“I was sleeping at random men’s houses; I would do anything to get a bottle of vodka or just a hit of some sort. The way that I would make myself numb to situations was to just drink. Just drink it all away, it’s fine.”
After Myja tried to kill herself by laying across CTrain tracks, she was brought by police and social workers to a safe house where she was detained for treatment. She was 17.
“It was so scary because you’re taken out of society completely. You cannot have a cigarette, you cannot drink. You’re put on detox and going on detox is so hard.”
Myja was detained under Alberta’s Protection of Sexually Exploited Children’s Act (PESECA), the only legislation of its kind in Canada. Staff at PESECA safe houses have less than 7 week to help victims recover from the cycle of addiction and abuse before they must be released.
Bryan Hume, the coordinator of the APSEC safe house in Calgary, has spent more than 15 years working with sexually exploited youth.

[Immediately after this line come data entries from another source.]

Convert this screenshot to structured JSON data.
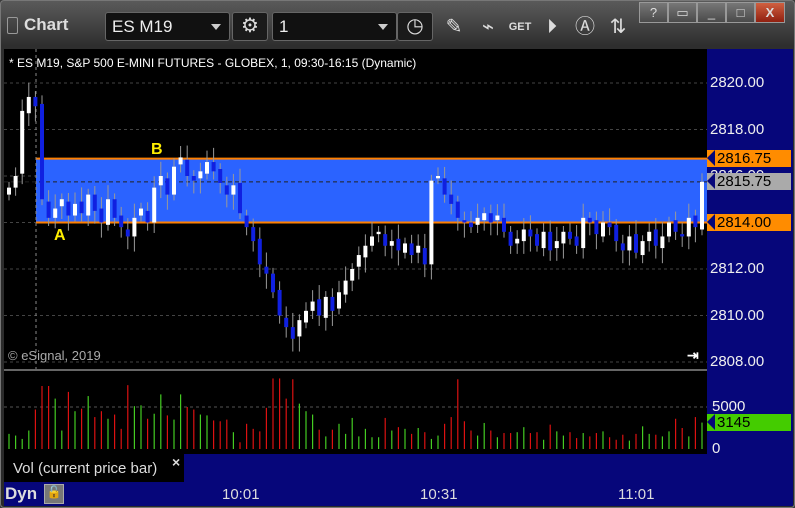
{
  "window": {
    "title": "Chart",
    "symbol": "ES M19",
    "interval": "1",
    "buttons": [
      "?",
      "restore-menu",
      "minimize",
      "maximize",
      "close"
    ]
  },
  "toolbar": {
    "icons": [
      "settings-icon",
      "clock-icon",
      "pencil-icon",
      "studies-icon",
      "get-icon",
      "play-icon",
      "alert-icon",
      "link-icon"
    ]
  },
  "chart": {
    "header": "* ES M19, S&P 500 E-MINI FUTURES - GLOBEX, 1, 09:30-16:15 (Dynamic)",
    "copyright": "© eSignal, 2019",
    "price_labels": [
      "2820.00",
      "2818.00",
      "2816.00",
      "2814.00",
      "2812.00",
      "2810.00",
      "2808.00"
    ],
    "price_values": [
      2820,
      2818,
      2816,
      2814,
      2812,
      2810,
      2808
    ],
    "tags": {
      "upper": "2816.75",
      "current": "2815.75",
      "lower": "2814.00"
    },
    "band": {
      "upper": 2816.75,
      "lower": 2814.0,
      "color": "#2b63ff",
      "line_color": "#ff8000"
    },
    "annotations": {
      "a": "A",
      "b": "B"
    },
    "colors": {
      "up": "#ffffff",
      "down": "#1020e0",
      "vol_up": "#44cc22",
      "vol_down": "#dd1111",
      "bg": "#000000",
      "axis": "#06067a"
    },
    "time_labels": [
      "10:01",
      "10:31",
      "11:01"
    ]
  },
  "chart_data": {
    "type": "candlestick",
    "closes": [
      2815.5,
      2816.0,
      2818.8,
      2819.4,
      2819.0,
      2815.0,
      2814.2,
      2814.6,
      2815.0,
      2814.3,
      2814.8,
      2814.4,
      2815.2,
      2814.5,
      2814.0,
      2815.0,
      2814.2,
      2813.8,
      2813.4,
      2814.2,
      2814.6,
      2814.0,
      2815.5,
      2816.0,
      2815.2,
      2816.4,
      2816.8,
      2816.0,
      2815.8,
      2816.2,
      2816.6,
      2816.2,
      2815.7,
      2815.2,
      2815.6,
      2814.4,
      2813.8,
      2813.2,
      2812.2,
      2811.8,
      2811.0,
      2810.0,
      2809.5,
      2809.0,
      2809.8,
      2810.2,
      2810.6,
      2810.0,
      2810.8,
      2810.2,
      2811.0,
      2811.5,
      2812.0,
      2812.6,
      2813.0,
      2813.4,
      2813.6,
      2813.0,
      2813.2,
      2812.8,
      2813.1,
      2812.6,
      2813.0,
      2812.2,
      2815.8,
      2816.0,
      2815.2,
      2814.8,
      2814.2,
      2814.0,
      2813.8,
      2814.2,
      2814.4,
      2814.0,
      2814.3,
      2813.6,
      2813.0,
      2813.3,
      2813.7,
      2813.4,
      2813.0,
      2813.6,
      2812.8,
      2813.2,
      2813.6,
      2813.3,
      2813.0,
      2814.2,
      2814.0,
      2813.5,
      2814.0,
      2813.8,
      2813.2,
      2812.8,
      2813.4,
      2812.7,
      2813.2,
      2813.6,
      2813.0,
      2813.4,
      2814.0,
      2813.6,
      2813.4,
      2814.2,
      2813.8,
      2815.75
    ],
    "volumes": [
      1800,
      1600,
      1200,
      2200,
      4700,
      7500,
      7500,
      6000,
      2200,
      6800,
      4500,
      4800,
      6300,
      3800,
      4500,
      3600,
      4100,
      2400,
      7600,
      5100,
      5200,
      3600,
      4200,
      6500,
      4000,
      3500,
      6500,
      5000,
      4700,
      4100,
      4000,
      3400,
      3300,
      3500,
      2000,
      800,
      3000,
      2400,
      2100,
      4900,
      8400,
      8400,
      6000,
      8300,
      5400,
      4500,
      4100,
      2300,
      1500,
      2300,
      3000,
      1800,
      3700,
      1500,
      2400,
      1400,
      1400,
      3700,
      2200,
      2600,
      2400,
      1800,
      2500,
      2000,
      1200,
      1600,
      3000,
      3800,
      8300,
      3300,
      2200,
      1600,
      3100,
      2200,
      1400,
      1900,
      1900,
      2000,
      2600,
      1900,
      2000,
      1100,
      2900,
      2100,
      1600,
      2000,
      1300,
      1900,
      1500,
      1900,
      2100,
      1400,
      1100,
      1700,
      1000,
      1800,
      2700,
      1800,
      1700,
      1500,
      2100,
      3600,
      2500,
      1500,
      3800,
      3145
    ],
    "ylim": [
      2808,
      2821
    ],
    "vol_ticks": [
      0,
      5000
    ],
    "vol_current": 3145
  },
  "volume_panel": {
    "ticks": [
      "5000",
      "0"
    ],
    "current": "3145",
    "label": "Vol (current price bar)",
    "close": "×"
  },
  "footer": {
    "mode": "Dyn"
  }
}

“A lot of what we try to do at the beginning of a young person’s stay here, is try and help them get their basic needs met. So maybe they’re detoxing …. maybe they need to develop a little bit of trust and that only comes with seeing how people are consistently going to be with them.”
Hume is a supporter of the legislation, saying many victims don’t seek help voluntarily. 2014 there were 50 apprehensions in Calgary, 28 by police and 22 by Child Family Services.
“We don’t have kids coming through the door, going, ‘yeah, I’ve been sexually exploited and I’m coming here for treatment.’ We have kids that deny that. We have parents that don’t want to see that, or find it difficult and very challenging to think not my daughter or not my son.”
WATCH: Bryan Hume talks about a Calgary Safe House for victims of sexual exploitation
Mjya says it was her passion for music, and hard work, that got her through her time there.
Four years later, at the age of 21, she still struggles with addiction but returns to the safe house to mentor others.
“I would come back if I could — I would in a heartbeat. But I know I can do this; I’m strong.
“I can honestly say if it wasn’t for coming here, I wouldn’t be here today.”